- 16. Bassetti M, Baguneid M, Bouza E, Dryden M, Nathwani D, Wilcox M. European perspective and update on the management of complicated skin and soft tissue infections due to methicillin-resistant Staphylococcus aureus after more than 10 years of experience with linezolid. Clin Microbiol Infect. 2014;20 Suppl 4:3–18.
- 17. Bassetti M, Carnelutti A, Righi E. The role of methicillin-resistant Staphylococcus aureus in skin and soft tissue infections. Curr Opin Infect Dis. 2017;30:150–157. pmid:28079631
- 18. Park KH, Kim DY, Lee YM, Lee MS, Kang KC, Lee JH, et al. Selection of an appropriate empiric antibiotic regimen in hematogenous vertebral osteomyelitis. PLoS One. 2019;14:e0211888. pmid:30735536
- 19. Leem AY, Jung WJ, Kang YA, Park SC, Kim YJ, Hwang ED, et al. Comparison of methicillin-resistant Staphylococcus aureus community-acquired and healthcare-associated pneumonia. Yonsei Med J. 2014;55:967–974. pmid:24954325
- 20. David MZ, Glikman D, Crawford SE, Peng J, King KJ, Hostetler MA, et al. What is community-associated methicillin-resistant Staphylococcus aureus? J Infect Dis. 2008;197:1235–1243. pmid:18422435
- 21. Kwak YG, Choi SH, Kim T, Park SY, Seo SH, Kim MB, et al. Clinical Guidelines for the Antibiotic Treatment for Community-Acquired Skin and Soft Tissue Infection. Infect Chemother. 2017;49:301–325. pmid:29299899

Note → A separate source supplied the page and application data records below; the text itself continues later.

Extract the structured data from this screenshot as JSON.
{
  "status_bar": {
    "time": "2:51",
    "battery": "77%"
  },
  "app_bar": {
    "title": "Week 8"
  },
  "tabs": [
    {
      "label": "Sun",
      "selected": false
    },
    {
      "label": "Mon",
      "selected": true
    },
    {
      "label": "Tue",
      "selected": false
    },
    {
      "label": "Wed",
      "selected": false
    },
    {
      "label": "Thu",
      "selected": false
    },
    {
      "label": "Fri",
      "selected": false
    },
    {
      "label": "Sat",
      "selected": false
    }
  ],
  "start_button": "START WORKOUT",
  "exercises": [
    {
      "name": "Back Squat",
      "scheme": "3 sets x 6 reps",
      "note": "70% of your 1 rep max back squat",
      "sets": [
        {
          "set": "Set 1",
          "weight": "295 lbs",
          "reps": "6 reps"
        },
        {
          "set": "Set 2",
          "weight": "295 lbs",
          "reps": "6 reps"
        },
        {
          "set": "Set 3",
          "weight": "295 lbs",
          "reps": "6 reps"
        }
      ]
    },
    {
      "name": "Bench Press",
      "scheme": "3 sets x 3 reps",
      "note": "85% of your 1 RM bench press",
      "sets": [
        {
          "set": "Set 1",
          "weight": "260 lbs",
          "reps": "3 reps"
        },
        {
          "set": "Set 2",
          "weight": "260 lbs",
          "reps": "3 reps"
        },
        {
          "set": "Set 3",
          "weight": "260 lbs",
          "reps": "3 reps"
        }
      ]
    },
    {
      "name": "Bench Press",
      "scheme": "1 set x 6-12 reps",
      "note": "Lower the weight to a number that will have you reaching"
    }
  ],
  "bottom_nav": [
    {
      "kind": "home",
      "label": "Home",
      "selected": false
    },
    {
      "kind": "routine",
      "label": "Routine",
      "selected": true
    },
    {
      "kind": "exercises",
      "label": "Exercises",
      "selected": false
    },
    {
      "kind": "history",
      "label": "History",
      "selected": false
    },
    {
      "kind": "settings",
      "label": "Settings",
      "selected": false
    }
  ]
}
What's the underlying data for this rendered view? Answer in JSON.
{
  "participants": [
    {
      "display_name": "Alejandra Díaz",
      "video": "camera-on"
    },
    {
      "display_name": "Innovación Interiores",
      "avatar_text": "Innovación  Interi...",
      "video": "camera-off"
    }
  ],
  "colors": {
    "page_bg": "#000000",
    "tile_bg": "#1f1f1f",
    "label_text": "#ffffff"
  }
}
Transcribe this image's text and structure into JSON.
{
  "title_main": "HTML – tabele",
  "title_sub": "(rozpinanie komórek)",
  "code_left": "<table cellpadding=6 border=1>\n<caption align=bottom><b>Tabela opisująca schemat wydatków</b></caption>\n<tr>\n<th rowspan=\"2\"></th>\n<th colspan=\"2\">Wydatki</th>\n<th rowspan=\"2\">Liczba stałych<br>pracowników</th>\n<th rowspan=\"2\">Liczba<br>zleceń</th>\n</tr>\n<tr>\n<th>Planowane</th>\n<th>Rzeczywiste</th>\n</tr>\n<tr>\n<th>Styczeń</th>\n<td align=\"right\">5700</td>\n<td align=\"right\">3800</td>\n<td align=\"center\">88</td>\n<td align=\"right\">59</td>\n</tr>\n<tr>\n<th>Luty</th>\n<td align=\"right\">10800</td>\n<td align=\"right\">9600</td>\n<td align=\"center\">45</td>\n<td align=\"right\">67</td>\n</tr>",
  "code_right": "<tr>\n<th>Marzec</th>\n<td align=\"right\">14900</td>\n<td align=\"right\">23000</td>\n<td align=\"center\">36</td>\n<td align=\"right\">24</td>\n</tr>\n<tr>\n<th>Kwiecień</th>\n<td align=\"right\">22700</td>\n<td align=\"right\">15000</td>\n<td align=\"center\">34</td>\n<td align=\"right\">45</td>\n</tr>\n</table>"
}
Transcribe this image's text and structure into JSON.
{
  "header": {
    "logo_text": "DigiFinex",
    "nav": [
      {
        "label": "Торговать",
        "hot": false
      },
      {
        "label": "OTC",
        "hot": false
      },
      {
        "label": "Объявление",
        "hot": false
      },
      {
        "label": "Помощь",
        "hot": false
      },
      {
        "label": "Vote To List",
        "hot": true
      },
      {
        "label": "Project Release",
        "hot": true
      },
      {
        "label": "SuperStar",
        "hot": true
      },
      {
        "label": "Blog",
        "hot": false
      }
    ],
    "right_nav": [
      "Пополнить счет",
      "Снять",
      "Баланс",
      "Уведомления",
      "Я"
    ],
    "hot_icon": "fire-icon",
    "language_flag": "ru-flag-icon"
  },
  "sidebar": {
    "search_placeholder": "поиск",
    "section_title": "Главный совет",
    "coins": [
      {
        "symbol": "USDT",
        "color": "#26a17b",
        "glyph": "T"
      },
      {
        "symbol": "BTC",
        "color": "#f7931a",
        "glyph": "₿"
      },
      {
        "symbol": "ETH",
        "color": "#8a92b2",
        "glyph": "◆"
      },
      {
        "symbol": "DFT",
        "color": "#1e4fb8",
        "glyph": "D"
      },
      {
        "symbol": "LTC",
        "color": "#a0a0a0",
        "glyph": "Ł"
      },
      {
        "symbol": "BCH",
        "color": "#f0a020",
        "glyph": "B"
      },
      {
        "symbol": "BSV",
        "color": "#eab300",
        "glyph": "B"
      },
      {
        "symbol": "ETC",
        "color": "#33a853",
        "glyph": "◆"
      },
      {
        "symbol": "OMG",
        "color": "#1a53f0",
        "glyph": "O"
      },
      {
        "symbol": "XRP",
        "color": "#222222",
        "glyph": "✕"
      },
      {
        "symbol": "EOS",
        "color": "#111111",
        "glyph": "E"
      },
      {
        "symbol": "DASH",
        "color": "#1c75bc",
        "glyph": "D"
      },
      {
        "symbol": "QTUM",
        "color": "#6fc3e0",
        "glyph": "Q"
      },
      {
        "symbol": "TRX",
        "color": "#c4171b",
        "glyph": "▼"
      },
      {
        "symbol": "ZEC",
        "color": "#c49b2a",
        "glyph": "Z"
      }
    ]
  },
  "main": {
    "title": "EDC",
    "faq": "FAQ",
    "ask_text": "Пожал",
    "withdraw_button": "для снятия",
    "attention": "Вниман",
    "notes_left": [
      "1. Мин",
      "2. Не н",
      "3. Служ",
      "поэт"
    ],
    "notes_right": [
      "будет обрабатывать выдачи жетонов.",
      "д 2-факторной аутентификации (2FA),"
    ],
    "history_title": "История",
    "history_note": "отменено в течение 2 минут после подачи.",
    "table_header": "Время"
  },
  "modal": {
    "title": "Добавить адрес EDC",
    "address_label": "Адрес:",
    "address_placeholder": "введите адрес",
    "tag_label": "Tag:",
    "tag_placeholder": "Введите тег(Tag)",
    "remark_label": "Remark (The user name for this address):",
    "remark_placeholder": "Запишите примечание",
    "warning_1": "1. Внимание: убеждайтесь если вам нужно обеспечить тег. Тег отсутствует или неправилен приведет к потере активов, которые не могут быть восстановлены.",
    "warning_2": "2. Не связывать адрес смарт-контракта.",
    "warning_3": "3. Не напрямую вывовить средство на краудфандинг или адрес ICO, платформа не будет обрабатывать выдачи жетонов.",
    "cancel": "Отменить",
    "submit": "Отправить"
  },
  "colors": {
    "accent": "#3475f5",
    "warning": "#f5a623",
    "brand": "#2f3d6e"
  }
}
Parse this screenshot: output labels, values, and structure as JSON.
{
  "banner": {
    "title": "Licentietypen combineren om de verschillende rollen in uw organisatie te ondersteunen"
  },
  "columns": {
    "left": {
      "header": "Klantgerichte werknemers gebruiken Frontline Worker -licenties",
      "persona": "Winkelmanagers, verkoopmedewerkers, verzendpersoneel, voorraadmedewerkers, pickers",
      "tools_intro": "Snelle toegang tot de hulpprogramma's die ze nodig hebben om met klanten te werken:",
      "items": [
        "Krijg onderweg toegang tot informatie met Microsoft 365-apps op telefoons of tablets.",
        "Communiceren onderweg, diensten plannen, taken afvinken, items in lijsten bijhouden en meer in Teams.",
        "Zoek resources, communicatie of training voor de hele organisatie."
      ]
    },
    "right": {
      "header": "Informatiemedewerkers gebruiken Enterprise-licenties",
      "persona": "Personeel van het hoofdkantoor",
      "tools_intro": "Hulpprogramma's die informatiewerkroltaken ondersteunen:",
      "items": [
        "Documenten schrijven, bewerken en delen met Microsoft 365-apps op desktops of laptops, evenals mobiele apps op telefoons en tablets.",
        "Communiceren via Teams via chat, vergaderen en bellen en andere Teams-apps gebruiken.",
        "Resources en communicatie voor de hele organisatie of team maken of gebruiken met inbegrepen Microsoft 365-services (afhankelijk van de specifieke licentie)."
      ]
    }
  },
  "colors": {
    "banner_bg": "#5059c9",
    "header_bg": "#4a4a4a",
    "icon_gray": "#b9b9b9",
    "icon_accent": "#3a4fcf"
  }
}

- 22. Huang KC, Weng HH, Yang TY, Chang TS, Huang TW, Lee MS. Distribution of Fatal Vibrio Vulnificus Necrotizing Skin and Soft-Tissue Infections: A Systematic Review and Meta-Analysis. Medicine (Baltimore). 2016;95:e2627.
- 23. Rahim GR, Gupta N, Maheshwari P, Singh MP. Monomicrobial Klebsiella pneumoniae necrotizing fasciitis: an emerging life-threatening entity. Clin Microbiol Infect. 2019;25:316–323. pmid:29787886